In September 1832 Acland declined an invitation to stand for North Devon, lamenting that in ‘the prevailing temper and opinions of these days ... the moderation in sentiment and conduct which I should still wish to observe in the struggles of conflicting parties, is likely for some time to obtain even less indulgence and toleration than heretofore’.30 However, he was returned for that constituency in 1837 and sat as a Conservative until his retirement in 1857. It was said of him that, having been brought up ‘like a little prince’, there was ‘not a little that was autocratic in his management of his estate and his family’, and though he was ‘high spirited and large hearted’, he was also ‘full of unexpectedness and irregularity in his actions’.31 He died in July 1871 and was succeeded by his eldest son, Sir Thomas Dyke Acland (1809-98), Conservative Member for West Somerset, 1837-47, and Liberal Member for North Devon, 1865-85 and West Somerset, 1885-6.

Ref Volumes: 1820-1832

Author: Terry Jenkins


  • 1. Farington Diary, xiv. 5031.
  • 2. Trewman’s Exeter Flying Post, 9-23 Mar. 1820.
  • 3. Add. 52444, f. 135.
  • 4. Life of Wilberforce, v. 59-61.
  • 5. Add. 31232, ff. 266-8; Harrowby mss, Harrowby to Sandon, 21 Dec. 1820.
  • 6. Buckingham, Mems.

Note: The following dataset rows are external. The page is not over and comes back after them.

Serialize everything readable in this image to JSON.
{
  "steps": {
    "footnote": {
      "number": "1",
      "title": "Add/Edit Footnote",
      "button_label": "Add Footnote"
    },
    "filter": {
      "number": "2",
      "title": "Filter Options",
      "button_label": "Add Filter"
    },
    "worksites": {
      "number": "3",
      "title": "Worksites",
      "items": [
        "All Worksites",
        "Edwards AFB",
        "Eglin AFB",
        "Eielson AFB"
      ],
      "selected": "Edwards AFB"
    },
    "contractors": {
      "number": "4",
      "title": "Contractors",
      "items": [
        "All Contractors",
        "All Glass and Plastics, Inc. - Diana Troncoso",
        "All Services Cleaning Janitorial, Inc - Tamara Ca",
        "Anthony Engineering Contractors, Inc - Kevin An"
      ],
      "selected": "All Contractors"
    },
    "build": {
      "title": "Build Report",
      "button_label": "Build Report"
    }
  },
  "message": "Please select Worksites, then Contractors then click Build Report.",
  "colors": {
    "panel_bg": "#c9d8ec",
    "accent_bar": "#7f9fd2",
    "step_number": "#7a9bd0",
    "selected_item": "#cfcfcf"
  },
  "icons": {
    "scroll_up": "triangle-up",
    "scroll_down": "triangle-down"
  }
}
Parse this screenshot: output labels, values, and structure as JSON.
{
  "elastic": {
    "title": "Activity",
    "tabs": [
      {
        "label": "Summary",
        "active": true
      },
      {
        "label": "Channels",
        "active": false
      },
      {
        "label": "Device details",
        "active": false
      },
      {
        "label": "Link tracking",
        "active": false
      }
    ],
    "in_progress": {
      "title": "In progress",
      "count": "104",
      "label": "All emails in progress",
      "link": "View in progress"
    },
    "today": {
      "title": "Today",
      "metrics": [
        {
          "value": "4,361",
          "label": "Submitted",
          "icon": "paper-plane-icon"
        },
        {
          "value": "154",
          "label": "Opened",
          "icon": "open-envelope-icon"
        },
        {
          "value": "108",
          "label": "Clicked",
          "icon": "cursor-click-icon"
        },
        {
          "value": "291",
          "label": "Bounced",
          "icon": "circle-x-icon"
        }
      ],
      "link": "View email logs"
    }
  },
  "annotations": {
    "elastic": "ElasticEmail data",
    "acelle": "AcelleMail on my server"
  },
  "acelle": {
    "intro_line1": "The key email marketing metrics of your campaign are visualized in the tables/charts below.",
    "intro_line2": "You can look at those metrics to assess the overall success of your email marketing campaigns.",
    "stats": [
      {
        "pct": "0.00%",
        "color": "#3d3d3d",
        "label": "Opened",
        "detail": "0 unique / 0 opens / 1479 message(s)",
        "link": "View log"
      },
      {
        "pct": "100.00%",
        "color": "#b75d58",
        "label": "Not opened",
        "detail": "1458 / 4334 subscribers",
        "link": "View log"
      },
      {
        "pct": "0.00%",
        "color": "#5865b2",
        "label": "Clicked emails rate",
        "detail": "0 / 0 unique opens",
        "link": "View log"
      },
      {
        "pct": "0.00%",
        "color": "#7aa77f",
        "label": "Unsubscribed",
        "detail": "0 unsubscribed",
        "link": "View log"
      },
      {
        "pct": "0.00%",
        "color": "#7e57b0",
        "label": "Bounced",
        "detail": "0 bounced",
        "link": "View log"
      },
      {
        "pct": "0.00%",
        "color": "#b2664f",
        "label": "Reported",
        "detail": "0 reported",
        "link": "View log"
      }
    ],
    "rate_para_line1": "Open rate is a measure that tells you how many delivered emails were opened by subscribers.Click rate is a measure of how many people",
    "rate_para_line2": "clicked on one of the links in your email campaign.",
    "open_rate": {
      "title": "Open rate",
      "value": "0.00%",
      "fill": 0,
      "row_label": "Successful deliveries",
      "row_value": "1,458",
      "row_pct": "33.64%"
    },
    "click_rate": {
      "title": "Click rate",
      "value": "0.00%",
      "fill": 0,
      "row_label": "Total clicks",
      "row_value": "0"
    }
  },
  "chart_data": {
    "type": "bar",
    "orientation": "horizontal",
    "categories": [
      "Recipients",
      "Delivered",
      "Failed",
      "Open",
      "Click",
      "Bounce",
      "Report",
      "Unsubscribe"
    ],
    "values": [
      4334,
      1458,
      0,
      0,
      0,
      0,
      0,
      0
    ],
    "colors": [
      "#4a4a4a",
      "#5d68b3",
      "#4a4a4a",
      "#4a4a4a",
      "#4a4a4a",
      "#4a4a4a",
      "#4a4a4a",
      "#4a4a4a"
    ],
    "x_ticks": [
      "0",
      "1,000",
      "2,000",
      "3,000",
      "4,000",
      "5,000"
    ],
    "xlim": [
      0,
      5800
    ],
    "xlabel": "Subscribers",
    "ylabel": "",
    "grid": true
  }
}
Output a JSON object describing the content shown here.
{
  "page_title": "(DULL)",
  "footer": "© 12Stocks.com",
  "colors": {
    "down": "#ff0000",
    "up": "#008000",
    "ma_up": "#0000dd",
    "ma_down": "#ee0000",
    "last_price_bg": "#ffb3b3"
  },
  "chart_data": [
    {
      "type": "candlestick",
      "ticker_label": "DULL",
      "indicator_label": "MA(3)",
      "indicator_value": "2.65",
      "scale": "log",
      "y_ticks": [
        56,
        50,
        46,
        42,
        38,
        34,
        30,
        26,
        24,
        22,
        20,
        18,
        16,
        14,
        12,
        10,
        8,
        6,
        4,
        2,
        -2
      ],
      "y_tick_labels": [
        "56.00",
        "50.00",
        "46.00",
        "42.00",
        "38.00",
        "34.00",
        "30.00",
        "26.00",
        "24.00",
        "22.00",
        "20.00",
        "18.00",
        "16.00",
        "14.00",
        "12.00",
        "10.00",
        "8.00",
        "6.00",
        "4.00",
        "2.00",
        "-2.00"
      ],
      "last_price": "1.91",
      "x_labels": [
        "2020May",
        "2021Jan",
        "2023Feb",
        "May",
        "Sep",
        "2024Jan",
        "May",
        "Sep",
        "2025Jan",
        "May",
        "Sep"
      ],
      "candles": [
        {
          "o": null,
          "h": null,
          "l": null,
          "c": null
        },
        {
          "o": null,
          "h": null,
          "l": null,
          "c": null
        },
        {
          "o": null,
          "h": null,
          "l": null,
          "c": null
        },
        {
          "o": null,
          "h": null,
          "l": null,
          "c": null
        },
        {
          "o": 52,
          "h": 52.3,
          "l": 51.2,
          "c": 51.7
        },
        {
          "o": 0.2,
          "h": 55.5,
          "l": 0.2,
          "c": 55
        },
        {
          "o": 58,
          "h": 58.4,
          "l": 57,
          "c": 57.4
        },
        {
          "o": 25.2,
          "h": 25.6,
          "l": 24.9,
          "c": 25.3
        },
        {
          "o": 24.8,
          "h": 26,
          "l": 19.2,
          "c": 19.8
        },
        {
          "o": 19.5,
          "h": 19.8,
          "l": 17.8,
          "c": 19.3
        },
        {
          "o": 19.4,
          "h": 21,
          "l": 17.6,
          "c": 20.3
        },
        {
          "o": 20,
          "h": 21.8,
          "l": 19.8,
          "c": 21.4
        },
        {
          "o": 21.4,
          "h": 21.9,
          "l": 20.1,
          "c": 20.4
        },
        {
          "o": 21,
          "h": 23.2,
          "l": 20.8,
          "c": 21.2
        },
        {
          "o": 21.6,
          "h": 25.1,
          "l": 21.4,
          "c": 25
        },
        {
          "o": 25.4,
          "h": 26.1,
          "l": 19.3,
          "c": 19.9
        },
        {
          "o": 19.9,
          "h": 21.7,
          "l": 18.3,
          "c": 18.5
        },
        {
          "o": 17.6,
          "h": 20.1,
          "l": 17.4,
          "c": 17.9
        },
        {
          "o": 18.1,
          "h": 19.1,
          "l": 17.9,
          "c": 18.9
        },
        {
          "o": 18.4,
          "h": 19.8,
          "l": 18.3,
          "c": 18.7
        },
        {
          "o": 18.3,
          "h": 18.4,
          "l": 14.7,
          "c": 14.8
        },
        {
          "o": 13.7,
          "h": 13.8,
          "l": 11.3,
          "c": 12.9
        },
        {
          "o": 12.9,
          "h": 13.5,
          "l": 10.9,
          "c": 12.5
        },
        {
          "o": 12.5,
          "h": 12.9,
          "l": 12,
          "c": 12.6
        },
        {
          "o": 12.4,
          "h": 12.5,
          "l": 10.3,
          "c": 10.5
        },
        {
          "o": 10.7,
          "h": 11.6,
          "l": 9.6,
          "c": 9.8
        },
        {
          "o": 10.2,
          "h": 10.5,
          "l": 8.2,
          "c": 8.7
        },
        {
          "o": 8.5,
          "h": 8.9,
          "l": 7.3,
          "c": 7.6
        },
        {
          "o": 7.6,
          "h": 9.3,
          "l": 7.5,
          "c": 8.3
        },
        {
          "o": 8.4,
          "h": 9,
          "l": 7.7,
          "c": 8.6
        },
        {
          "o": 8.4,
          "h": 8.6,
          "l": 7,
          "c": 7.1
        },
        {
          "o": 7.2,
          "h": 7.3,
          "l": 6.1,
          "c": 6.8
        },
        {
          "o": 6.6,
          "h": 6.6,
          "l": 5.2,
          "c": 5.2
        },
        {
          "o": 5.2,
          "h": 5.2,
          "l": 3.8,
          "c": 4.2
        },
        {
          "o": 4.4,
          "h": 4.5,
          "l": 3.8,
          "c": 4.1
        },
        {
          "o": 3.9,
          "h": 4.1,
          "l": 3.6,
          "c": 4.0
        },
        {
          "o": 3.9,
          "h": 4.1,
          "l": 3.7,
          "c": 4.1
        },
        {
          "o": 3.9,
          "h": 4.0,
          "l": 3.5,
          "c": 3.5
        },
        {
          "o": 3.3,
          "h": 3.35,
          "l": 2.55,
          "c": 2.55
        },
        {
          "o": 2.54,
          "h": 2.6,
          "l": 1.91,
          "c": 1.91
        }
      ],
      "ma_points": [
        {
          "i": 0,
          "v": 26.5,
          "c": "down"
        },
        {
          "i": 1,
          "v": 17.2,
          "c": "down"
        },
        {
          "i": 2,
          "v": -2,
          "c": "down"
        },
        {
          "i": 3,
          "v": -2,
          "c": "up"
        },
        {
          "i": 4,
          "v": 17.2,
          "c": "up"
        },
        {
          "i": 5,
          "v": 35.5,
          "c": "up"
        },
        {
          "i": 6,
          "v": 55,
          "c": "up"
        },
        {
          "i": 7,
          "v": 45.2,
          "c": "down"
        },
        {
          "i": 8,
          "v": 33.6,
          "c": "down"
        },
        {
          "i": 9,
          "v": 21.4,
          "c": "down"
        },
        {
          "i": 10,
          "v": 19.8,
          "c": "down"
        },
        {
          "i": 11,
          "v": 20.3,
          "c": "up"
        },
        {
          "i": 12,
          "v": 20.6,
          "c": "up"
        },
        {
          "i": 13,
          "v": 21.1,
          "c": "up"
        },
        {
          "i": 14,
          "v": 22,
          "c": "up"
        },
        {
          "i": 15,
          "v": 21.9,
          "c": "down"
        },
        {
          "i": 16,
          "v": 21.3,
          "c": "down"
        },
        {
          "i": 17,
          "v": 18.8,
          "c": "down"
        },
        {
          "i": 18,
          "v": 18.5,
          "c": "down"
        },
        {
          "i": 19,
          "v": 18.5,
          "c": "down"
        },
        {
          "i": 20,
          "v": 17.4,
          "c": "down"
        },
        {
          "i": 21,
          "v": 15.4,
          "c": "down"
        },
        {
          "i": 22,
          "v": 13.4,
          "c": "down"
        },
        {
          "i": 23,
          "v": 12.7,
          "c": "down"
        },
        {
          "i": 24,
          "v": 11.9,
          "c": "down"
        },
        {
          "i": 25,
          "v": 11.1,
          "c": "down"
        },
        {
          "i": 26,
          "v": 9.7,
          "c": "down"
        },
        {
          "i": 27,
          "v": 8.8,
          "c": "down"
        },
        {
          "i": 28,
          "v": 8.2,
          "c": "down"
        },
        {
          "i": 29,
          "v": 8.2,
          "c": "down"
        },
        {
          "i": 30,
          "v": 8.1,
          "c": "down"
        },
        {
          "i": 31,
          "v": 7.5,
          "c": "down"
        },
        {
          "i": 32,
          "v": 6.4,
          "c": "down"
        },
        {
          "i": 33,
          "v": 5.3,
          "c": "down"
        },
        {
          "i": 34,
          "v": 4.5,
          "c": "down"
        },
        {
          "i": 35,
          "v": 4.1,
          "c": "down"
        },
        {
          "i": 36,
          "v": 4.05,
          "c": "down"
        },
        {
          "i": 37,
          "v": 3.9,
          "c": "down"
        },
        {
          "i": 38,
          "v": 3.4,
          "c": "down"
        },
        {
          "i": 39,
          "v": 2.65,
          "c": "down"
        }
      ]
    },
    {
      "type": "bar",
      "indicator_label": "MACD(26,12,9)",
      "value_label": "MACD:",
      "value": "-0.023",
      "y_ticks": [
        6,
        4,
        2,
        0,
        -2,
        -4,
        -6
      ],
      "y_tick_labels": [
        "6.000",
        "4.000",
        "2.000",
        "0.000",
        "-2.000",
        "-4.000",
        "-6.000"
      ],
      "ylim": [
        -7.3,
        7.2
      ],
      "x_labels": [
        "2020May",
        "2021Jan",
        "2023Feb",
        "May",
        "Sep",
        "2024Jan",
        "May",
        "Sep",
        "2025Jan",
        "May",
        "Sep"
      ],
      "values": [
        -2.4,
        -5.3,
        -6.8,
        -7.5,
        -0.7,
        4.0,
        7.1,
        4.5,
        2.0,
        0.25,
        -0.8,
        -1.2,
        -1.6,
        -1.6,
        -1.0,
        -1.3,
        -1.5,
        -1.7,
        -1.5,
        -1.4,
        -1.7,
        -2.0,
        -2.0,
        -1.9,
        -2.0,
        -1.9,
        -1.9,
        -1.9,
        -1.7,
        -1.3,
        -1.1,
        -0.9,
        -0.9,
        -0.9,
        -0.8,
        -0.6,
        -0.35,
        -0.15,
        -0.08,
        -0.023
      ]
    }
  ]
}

Geo. IV, i. 122.
  • 7. The Times, 24 Mar. 1821.
  • 8. HLRO, Hist. Coll. 379, Grey Bennet diary, 36-37.
  • 9. The Times, 18 Apr. 1821.
  • 10. Alfred, 5 Feb.; The Times, 26 Feb. 1822.
  • 11. The Times, 19 Feb., 26 Apr., 8 June 1822.
  • 12. Ibid. 26 Feb. 1823.
  • 13. Life of Wilberforce, v. 171-2.
  • 14. The Times, 17 Mar., 15 Apr., 25 May, 2 June 1824.
  • 15. Ibid. 23, 29 Apr., 5 May 1825.
  • 16. TCD, Jebb mss 6396/226.
  • 17. The Times, 11 Mar. 1826.
  • 18. Add. 40387, f. 94; Trewman’s Exeter Flying Post, 15, 22 June 1826.
  • 19. The Times, 6 Dec. 1826.
  • 20. A. Acland, Mems. Acland, 15.
  • 21. P. Jupp, British Politics on Eve of Reform, 265; Hatherton diary, 15 Feb. 1828.
  • 22. Northants. RO, Agar Ellis diary, 26 Feb. 1828.
  • 23. Ellenborough Diary, i. 43.
  • 24. A. Aspinall, ‘The Canningite Party’, TRHS (ser. 4), xvii (1934), 224-6; Nottingham Univ. Lib. Ossington mss OsC 67a, Sandon to Denison, 22 Jan. 1829.
  • 25. Woolmer’s Exeter and Plymouth Gazette, 17 Jan. 1829.
  • 26. Wellington mss WP1/1042/63.
  • 27. Woolmer’s Exeter and Plymouth Gazette, 7, 14 Aug. 1830.
  • 28. Alfred, 30 Nov. 1830; Acland, 35-36.
  • 29. Trewman’s Exeter Flying Post, 28 Apr., 12 May 1831.
  • 30. Devon RO, Acland mss 1148M/21(iv)/5, Acland to Cutcliffe and Smith, 13 Sept. 1832.
  • 31. Acland, 18-21.